When this order became known to the ghazis of Islam, they drew their swords and put their prisoners to death. One hundred thousand infidels, impious idolaters, were on that day slain. Maulana Nasiruddin Umar, a counselor and man of learning, who, in all his life, had never killed a sparrow, now, in execution of my order, slew with his sword fifteen idolatrous Hindus, who were his captives.”
The violence against Hindus and repression continued in a similar manner, and under almost every Islamic ruler from the Timurid Babar to the barbaric Aurangzeb, and from the Deccan sultans to the Bengal nawabs, there are innumerable tales of vandalism and brutality during their reign time.
Another horrific form of Hindu genocide took place during the Goan Inquisition under the brutal Portuguese regime that was guided by a Catholic missionary zeal and intolerance for the Pagans. It started in 1560, and remained active until it was abolished in 1812. Besides the Hindus and other non-Catholics, this brutal Inquisition targeted the newly converted Christians too, based on a fear of them being disloyal to their new faith. While many were tortured and killed during the Inquisition, all such records were destroyed by the Portuguese in 1812; thus erasing the actual numbers of people put on trial, punished, and killed during Inquisition.
Another Hindu genocide, which has been whitewashed and the heinous crimes diluted by the Marxist historians by terming it as a mere “peasant rebellion”, is the Moplah riots, which took place in the Malabar region of Kerala in 1921. In one particularly gruesome incident, which took place on 25 September 1921 during a rally on a hillside between Thuvoor and Karuvayakandi in North Kerala, where Imbichi Koithangal, a Khilafat leader, led the massacre of 38 Hindus, where three were shot dead and the rest were beheaded, and all bodies dumped into the Thuvoor well.
Besides the aforementioned historically recorded persecution of the Hindus, there are many more such incidents, and some among them are globally known (though rarely condemned), such as the Kashmir Hindu killings, and the genocides in Pakistan and Bangladesh (ongoing genocide), which I have spoken of in my previous article. It is a strange phenomenon to observe the grand silence of the entire world when Hindus are openly being persecuted in Islamic majority nations like Pakistan and Bangladesh; and one wonders about the mindset of the so-called human rights activists and the various human rights bodies that don’t condemn or work towards providing justice to the Hindus.
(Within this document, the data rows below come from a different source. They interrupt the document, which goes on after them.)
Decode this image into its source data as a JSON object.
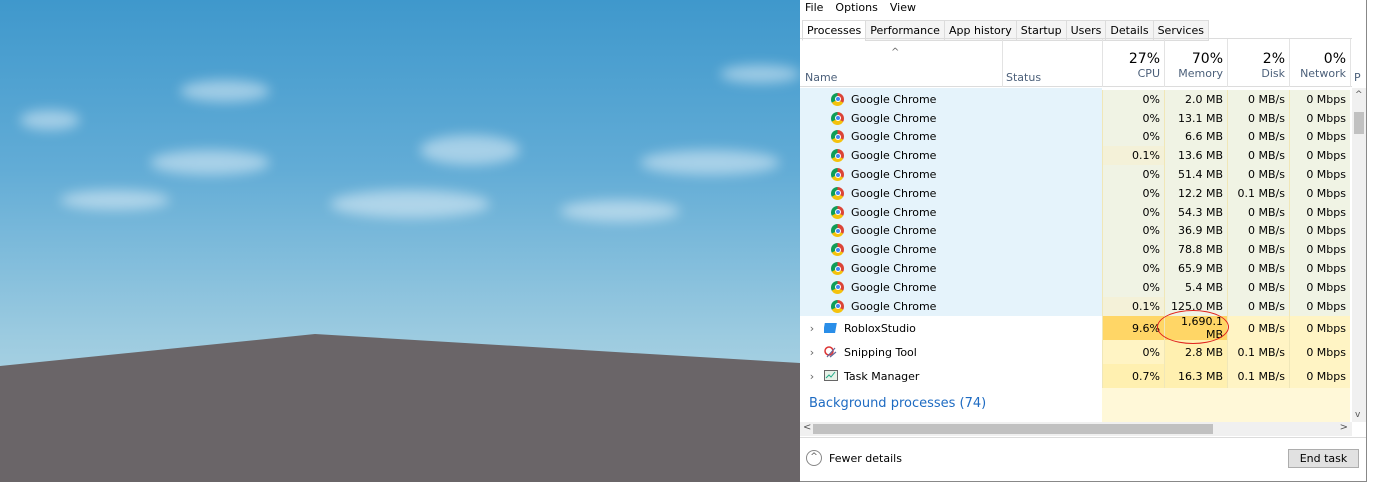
{
  "menu": [
    "File",
    "Options",
    "View"
  ],
  "tabs": [
    "Processes",
    "Performance",
    "App history",
    "Startup",
    "Users",
    "Details",
    "Services"
  ],
  "header": {
    "name": "Name",
    "status": "Status",
    "cpu": {
      "pct": "27%",
      "label": "CPU"
    },
    "memory": {
      "pct": "70%",
      "label": "Memory"
    },
    "disk": {
      "pct": "2%",
      "label": "Disk"
    },
    "network": {
      "pct": "0%",
      "label": "Network"
    },
    "partial": "P"
  },
  "chrome_rows": [
    {
      "name": "Google Chrome",
      "cpu": "0%",
      "mem": "2.0 MB",
      "disk": "0 MB/s",
      "net": "0 Mbps"
    },
    {
      "name": "Google Chrome",
      "cpu": "0%",
      "mem": "13.1 MB",
      "disk": "0 MB/s",
      "net": "0 Mbps"
    },
    {
      "name": "Google Chrome",
      "cpu": "0%",
      "mem": "6.6 MB",
      "disk": "0 MB/s",
      "net": "0 Mbps"
    },
    {
      "name": "Google Chrome",
      "cpu": "0.1%",
      "mem": "13.6 MB",
      "disk": "0 MB/s",
      "net": "0 Mbps"
    },
    {
      "name": "Google Chrome",
      "cpu": "0%",
      "mem": "51.4 MB",
      "disk": "0 MB/s",
      "net": "0 Mbps"
    },
    {
      "name": "Google Chrome",
      "cpu": "0%",
      "mem": "12.2 MB",
      "disk": "0.1 MB/s",
      "net": "0 Mbps"
    },
    {
      "name": "Google Chrome",
      "cpu": "0%",
      "mem": "54.3 MB",
      "disk": "0 MB/s",
      "net": "0 Mbps"
    },
    {
      "name": "Google Chrome",
      "cpu": "0%",
      "mem": "36.9 MB",
      "disk": "0 MB/s",
      "net": "0 Mbps"
    },
    {
      "name": "Google Chrome",
      "cpu": "0%",
      "mem": "78.8 MB",
      "disk": "0 MB/s",
      "net": "0 Mbps"
    },
    {
      "name": "Google Chrome",
      "cpu": "0%",
      "mem": "65.9 MB",
      "disk": "0 MB/s",
      "net": "0 Mbps"
    },
    {
      "name": "Google Chrome",
      "cpu": "0%",
      "mem": "5.4 MB",
      "disk": "0 MB/s",
      "net": "0 Mbps"
    },
    {
      "name": "Google Chrome",
      "cpu": "0.1%",
      "mem": "125.0 MB",
      "disk": "0 MB/s",
      "net": "0 Mbps"
    }
  ],
  "apps": [
    {
      "name": "RobloxStudio",
      "cpu": "9.6%",
      "mem": "1,690.1 MB",
      "disk": "0 MB/s",
      "net": "0 Mbps",
      "icon": "roblox-studio-icon"
    },
    {
      "name": "Snipping Tool",
      "cpu": "0%",
      "mem": "2.8 MB",
      "disk": "0.1 MB/s",
      "net": "0 Mbps",
      "icon": "snipping-tool-icon"
    },
    {
      "name": "Task Manager",
      "cpu": "0.7%",
      "mem": "16.3 MB",
      "disk": "0.1 MB/s",
      "net": "0 Mbps",
      "icon": "task-manager-icon"
    }
  ],
  "background_processes": "Background processes (74)",
  "footer": {
    "fewer_details": "Fewer details",
    "end_task": "End task"
  },
  "colors": {
    "annotation": "#e0231d",
    "heat_high": "#ffd666",
    "heat_low": "#fff4c4",
    "selected_bg": "#e5f3fb"
  }
}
Hindus, much like others from the Abrahamic religions, have every right to live and live with dignity wherever they are residing. The so-called “secular liberals” show outrage at every fake and mostly imaginary Hindu majoritarian persecution of Muslims in Bharat (with even media weaving fake narratives to create this image); yet the same set of people show a complete lack of spine with their studied silence when they see the brutal persecution of Hindus in Pakistan, Bangladesh, and elsewhere.
Under such blatant anti-Hindu sentiments, it is now essential for the Hindus to speak up for themselves and for the government of India to bring the history of Hindu genocide into limelight, and forcibly start widespread discussions on it in academic circles, media debates, and various other global forums. – Firstpost, 17 March 2022.
-by Monidipa Bose Dey
(This article was published on bharatabharti.in on March 19, 2022 and has been reproduced with minor edits to conform to HinduPost style-guide.)